Role of the PD-1/PD-L1 Dyad in the Maintenance of Pancreatic Immune Tolerance

The human pancreas, like almost all organs in the human body, is immunologically tolerated despite the presence of innate and adaptive immune cells that promptly mediate protective immune responses against pathogens in situ. The PD-1/PD-L1 inhibitory pathway seems to play a key role in the maintenance of immune tolerance systemically and within the pancreatic tissue. Tissue resident memory T cells (TRM), T regulatory cells (Treg), macrophages and even β cells exhibit PD-1 or PD-L1 expression that contributes in controlling pancreatic immune homeostasis and tolerance. Dysregulation of the PD-1/PD-L1 axis as shown by animal studies and our recent experience with checkpoint inhibitory blockade in humans can lead to immune dysfunctions leading to chronic inflammatory disease and to type 1 diabetes (T1D) in genetically susceptible individuals. In this review, we discuss the role of the PD-1/PD-L1 axis in pancreatic tissue homeostasis and tolerance, speculate how genetic and environmental factors can regulate the PD-1/PD-L1 pathway, and discuss PD-1/PD-L1-based therapeutic approaches for pancreatic islet transplantation and T1D treatment.

Type 1 diabetes (T1D) is an autoimmune disease mediated by T-cell destruction of the insulin-producing β-cells in the pancreatic islets of Langerhans. The critical link between the Programmed death 1 (PD-1)/PD-L1 pathway and constraint of T1D has been demonstrated in numerous studies and has paved the way for novel therapeutic approaches. PD-1 is an inhibitory molecule belonging to the class of co-stimulatory molecules expressed on the surface of T cells that has been linked to immune tolerance. PD-1 is a member of the CD28 and CTLA-4 immunoglobulin superfamily and interacts with two B7 family ligands, PD-L1 (CD274) and PD-L2 (CD273). PD-L1 is widely distributed on leukocytes and non-hematopoietic cells in lymphoid and non-lymphoid tissues, including pancreatic islets, whereas PD-L2 is expressed exclusively on dendritic cells (DCs) and monocytes.

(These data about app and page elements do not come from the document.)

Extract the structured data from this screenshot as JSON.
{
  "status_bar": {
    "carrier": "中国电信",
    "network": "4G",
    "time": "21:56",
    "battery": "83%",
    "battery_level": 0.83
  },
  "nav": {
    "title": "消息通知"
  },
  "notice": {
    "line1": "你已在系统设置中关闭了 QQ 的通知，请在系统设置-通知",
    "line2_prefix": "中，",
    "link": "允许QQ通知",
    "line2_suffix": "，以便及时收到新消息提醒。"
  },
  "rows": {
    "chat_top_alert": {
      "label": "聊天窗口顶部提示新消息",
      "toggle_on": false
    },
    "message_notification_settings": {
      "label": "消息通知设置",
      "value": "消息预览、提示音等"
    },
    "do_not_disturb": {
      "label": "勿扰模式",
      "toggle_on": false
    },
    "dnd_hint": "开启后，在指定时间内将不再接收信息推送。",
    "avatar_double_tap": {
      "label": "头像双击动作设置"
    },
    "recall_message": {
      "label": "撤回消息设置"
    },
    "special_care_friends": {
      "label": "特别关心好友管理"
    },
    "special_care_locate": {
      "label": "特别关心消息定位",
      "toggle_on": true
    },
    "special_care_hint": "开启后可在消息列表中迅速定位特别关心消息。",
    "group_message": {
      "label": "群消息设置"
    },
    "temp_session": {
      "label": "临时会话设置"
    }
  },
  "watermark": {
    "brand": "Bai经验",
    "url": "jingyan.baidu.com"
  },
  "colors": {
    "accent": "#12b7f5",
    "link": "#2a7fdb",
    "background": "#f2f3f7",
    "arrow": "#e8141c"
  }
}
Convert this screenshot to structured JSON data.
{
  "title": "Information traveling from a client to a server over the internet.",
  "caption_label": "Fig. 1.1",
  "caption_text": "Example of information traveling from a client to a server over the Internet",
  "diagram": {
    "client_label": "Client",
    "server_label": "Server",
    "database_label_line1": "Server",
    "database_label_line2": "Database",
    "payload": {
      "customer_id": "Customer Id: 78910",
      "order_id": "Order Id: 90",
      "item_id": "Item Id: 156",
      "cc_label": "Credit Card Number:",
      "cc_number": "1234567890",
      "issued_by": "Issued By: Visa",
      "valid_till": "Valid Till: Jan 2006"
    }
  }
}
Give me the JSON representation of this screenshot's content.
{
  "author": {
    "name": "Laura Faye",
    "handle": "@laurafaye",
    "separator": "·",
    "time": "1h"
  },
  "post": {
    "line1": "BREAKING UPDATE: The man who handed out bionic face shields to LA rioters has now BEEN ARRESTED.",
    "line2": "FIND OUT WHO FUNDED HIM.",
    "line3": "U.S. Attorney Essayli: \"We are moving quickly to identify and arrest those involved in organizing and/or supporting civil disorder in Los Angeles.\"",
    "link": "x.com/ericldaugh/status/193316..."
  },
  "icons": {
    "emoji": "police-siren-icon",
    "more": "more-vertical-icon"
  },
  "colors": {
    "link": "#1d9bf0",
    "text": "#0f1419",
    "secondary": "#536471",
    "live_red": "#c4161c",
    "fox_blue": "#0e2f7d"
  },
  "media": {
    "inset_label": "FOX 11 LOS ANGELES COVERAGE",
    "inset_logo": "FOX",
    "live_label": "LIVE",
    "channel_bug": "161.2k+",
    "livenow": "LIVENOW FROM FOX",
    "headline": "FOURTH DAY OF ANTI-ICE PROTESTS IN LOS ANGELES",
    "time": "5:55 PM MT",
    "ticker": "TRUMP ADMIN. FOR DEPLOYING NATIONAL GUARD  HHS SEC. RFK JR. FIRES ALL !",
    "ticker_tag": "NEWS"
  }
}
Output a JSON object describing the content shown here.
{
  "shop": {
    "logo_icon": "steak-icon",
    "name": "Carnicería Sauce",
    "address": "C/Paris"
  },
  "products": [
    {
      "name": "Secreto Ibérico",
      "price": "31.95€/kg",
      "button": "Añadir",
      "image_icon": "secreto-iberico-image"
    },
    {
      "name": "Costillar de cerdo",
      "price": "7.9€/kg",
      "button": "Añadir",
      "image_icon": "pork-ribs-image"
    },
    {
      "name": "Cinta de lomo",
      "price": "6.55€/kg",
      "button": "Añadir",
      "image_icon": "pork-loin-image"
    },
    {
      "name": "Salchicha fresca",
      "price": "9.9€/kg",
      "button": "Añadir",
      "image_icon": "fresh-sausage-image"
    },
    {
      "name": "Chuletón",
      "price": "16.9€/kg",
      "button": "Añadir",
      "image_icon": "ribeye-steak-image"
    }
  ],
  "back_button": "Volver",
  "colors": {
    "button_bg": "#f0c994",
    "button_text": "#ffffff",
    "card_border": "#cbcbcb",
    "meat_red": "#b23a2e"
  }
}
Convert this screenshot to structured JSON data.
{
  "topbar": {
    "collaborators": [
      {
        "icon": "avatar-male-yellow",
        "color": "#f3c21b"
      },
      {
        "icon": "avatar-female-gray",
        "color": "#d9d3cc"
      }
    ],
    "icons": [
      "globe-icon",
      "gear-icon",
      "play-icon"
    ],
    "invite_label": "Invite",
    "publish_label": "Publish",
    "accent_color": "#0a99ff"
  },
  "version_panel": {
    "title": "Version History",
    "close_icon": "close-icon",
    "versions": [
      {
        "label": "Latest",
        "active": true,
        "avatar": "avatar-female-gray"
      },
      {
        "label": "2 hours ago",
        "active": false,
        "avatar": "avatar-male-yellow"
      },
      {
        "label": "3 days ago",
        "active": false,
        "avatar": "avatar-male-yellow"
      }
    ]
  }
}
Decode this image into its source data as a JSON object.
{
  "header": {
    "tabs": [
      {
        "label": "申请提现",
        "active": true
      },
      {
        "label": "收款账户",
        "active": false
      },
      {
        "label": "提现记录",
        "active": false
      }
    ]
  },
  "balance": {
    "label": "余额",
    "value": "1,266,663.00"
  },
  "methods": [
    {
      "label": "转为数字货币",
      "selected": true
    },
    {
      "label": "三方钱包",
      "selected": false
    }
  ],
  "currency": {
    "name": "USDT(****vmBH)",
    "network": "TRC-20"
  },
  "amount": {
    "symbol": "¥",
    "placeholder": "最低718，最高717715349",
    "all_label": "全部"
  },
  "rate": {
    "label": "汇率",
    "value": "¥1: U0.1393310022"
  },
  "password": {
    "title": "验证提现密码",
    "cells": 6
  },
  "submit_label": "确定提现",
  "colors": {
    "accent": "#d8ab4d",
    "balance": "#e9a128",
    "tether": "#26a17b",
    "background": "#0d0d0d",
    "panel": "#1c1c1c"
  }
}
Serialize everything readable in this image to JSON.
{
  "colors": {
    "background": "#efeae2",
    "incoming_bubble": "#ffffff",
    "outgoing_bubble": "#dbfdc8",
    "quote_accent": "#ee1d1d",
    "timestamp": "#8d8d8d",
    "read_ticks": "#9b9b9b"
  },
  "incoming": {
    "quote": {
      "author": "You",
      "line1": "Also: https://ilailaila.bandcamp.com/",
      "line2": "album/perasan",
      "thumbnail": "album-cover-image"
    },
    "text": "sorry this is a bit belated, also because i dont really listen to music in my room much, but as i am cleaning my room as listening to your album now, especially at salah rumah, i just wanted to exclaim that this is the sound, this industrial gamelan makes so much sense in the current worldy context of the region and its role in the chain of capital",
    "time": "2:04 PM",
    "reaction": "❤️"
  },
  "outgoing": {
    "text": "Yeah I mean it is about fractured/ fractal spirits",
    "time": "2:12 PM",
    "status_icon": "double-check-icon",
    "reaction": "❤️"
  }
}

Editorial Assistant
Pancreatic Disorder and Therapy